▶ **Problem description**
Return all lines of the listing below that carry the word "label".

▶ **Supplied material**
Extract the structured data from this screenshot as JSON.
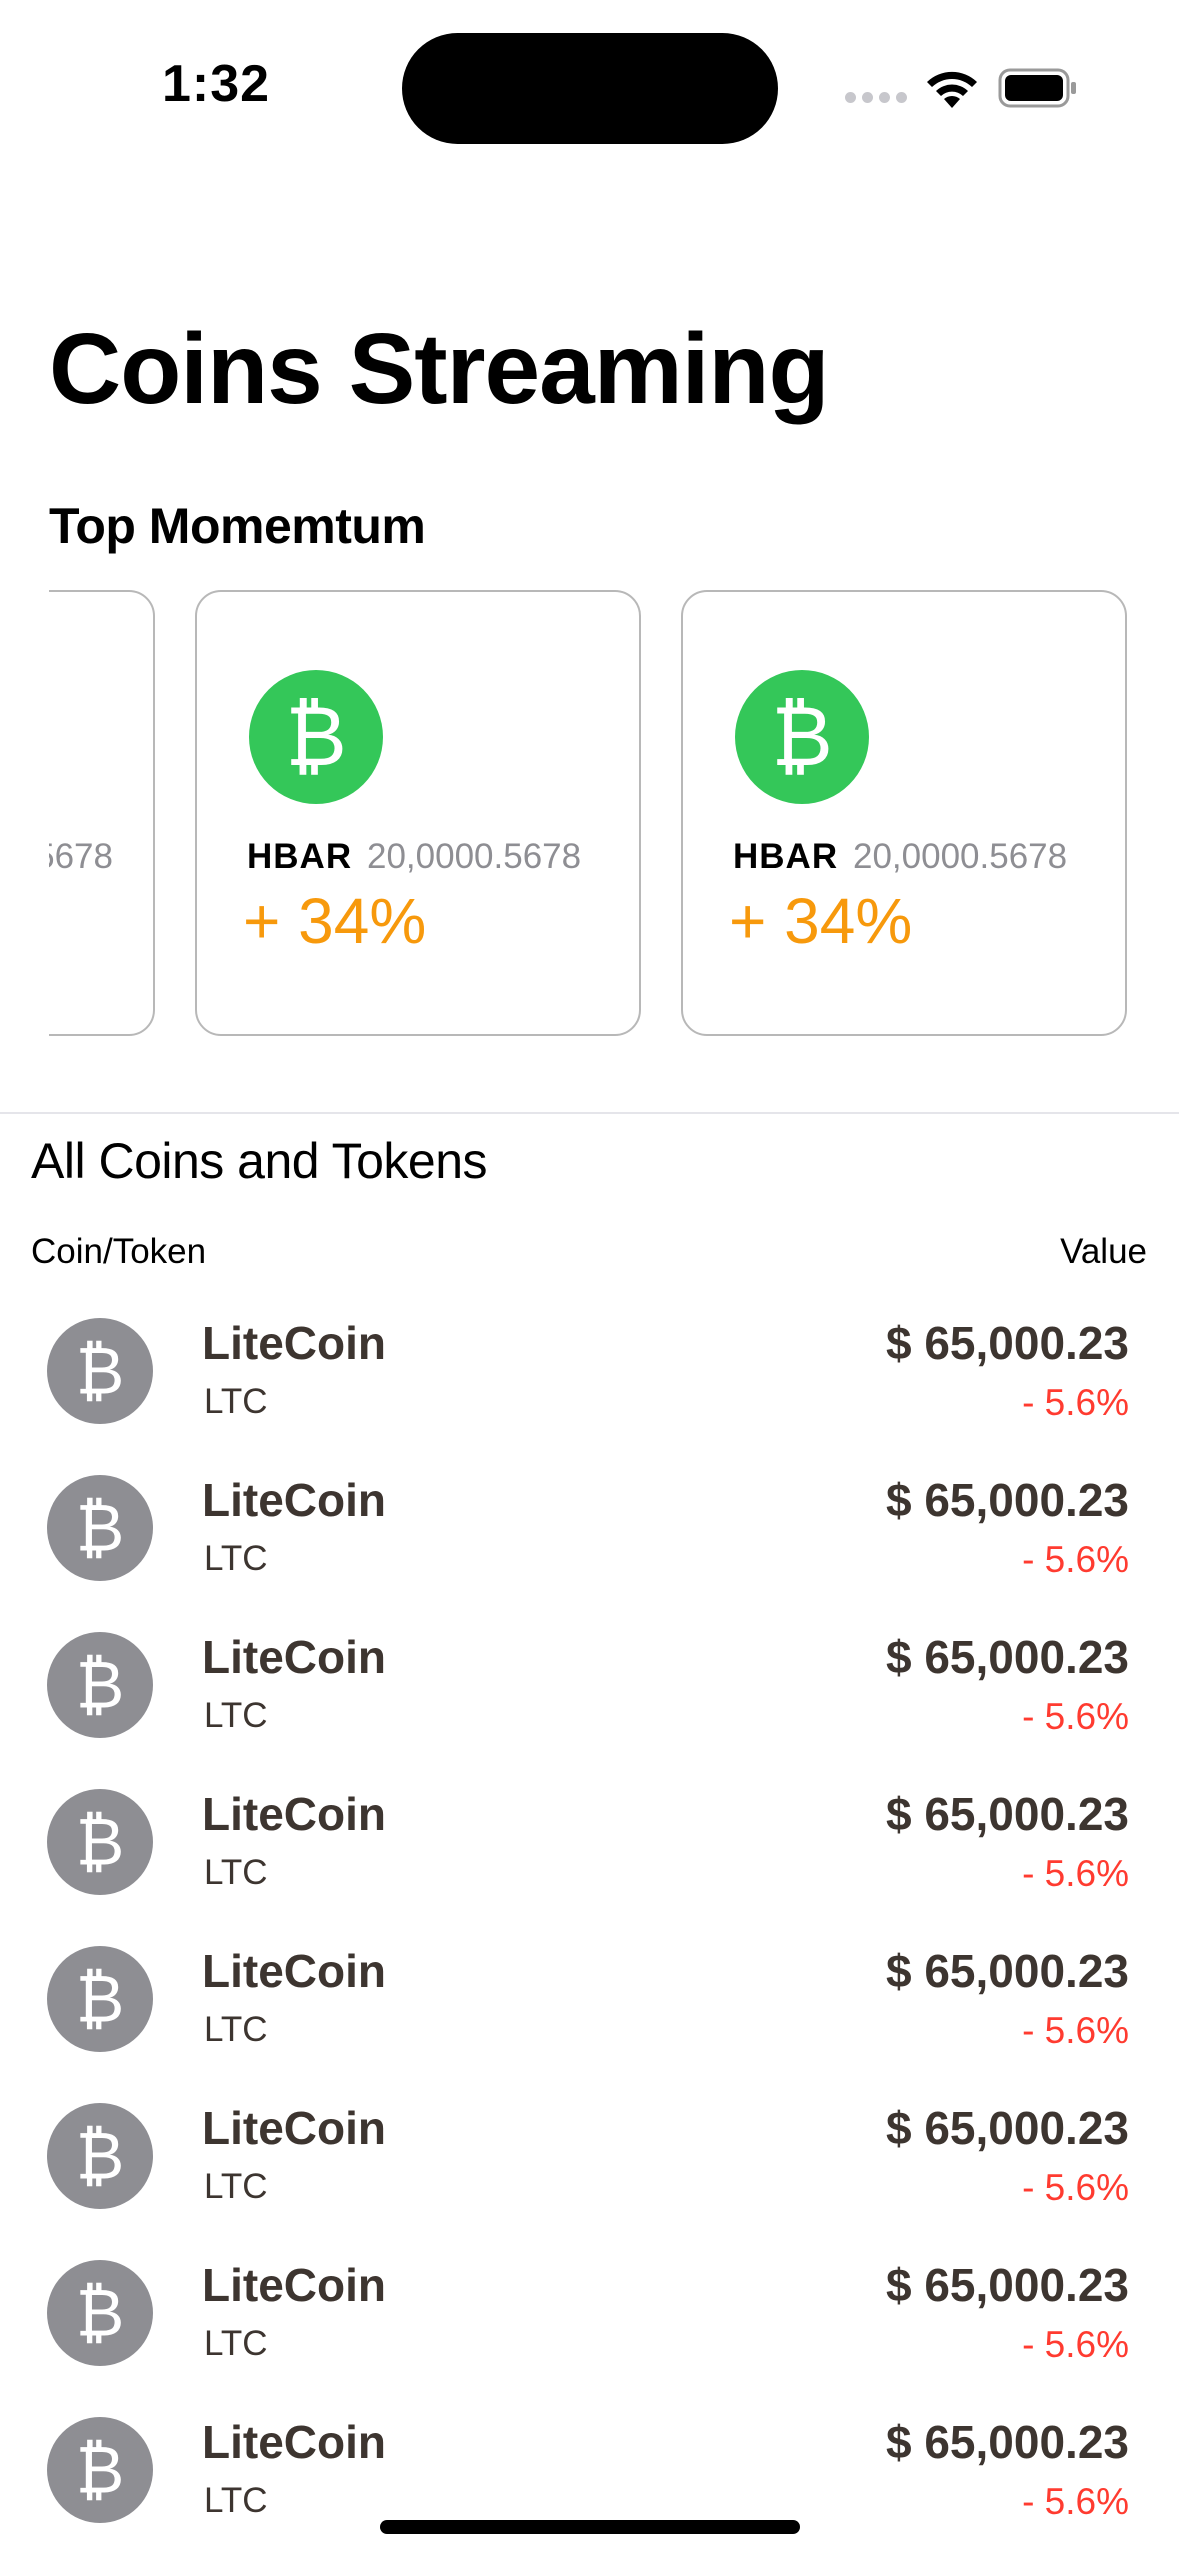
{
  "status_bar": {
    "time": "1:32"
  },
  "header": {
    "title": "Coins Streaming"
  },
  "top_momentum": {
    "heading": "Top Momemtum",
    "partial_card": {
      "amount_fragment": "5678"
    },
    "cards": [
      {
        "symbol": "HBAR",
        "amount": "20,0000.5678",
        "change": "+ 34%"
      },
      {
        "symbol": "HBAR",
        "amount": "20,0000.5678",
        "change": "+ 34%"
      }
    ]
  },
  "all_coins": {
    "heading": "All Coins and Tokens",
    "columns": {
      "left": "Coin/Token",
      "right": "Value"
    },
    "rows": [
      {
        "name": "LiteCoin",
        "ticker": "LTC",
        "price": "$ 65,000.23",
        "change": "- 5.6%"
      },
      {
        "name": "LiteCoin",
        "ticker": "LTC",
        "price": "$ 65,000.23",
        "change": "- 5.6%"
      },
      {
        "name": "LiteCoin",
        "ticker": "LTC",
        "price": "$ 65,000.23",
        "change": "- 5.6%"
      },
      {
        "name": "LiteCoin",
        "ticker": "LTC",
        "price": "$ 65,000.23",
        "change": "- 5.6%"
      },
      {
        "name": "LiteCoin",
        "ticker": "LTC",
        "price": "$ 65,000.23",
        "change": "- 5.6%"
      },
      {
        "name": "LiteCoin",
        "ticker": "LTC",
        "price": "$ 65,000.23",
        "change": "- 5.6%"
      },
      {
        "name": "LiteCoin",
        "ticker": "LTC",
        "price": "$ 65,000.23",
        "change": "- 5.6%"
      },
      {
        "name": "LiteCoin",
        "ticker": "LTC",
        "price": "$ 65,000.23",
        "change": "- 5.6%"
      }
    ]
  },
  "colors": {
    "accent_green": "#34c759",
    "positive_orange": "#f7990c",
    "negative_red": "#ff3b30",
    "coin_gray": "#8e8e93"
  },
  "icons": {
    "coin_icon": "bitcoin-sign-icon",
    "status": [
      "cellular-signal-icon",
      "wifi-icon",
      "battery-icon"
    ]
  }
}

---

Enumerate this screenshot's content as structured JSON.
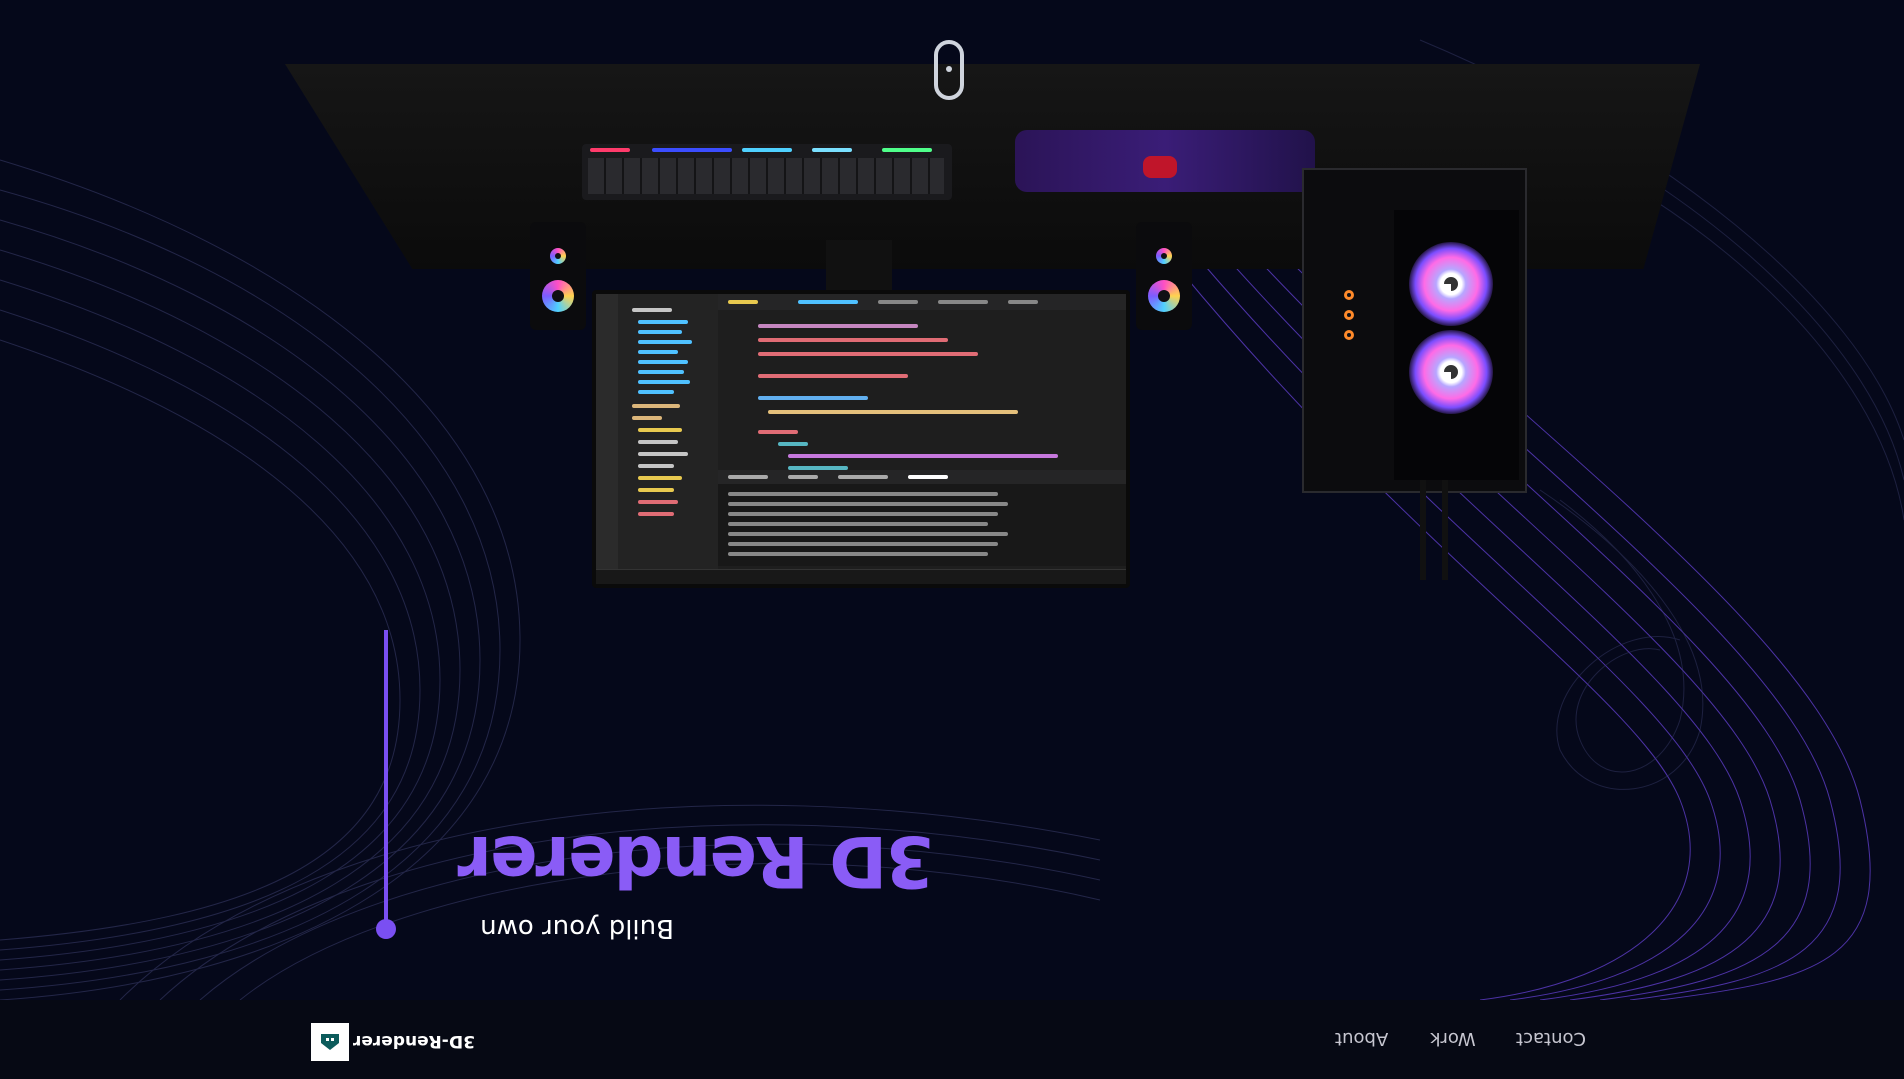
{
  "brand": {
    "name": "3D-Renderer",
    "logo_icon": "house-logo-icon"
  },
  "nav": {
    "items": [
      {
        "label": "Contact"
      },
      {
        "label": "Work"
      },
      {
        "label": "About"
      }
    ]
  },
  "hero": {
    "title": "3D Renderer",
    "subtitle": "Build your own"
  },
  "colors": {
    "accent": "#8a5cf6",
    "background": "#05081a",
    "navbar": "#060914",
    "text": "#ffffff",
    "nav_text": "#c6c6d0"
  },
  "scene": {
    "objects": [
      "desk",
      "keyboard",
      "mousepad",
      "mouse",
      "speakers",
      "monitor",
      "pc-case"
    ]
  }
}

▶ **Problem solution**
        "label": "Contact"
        "label": "Work"
        "label": "About"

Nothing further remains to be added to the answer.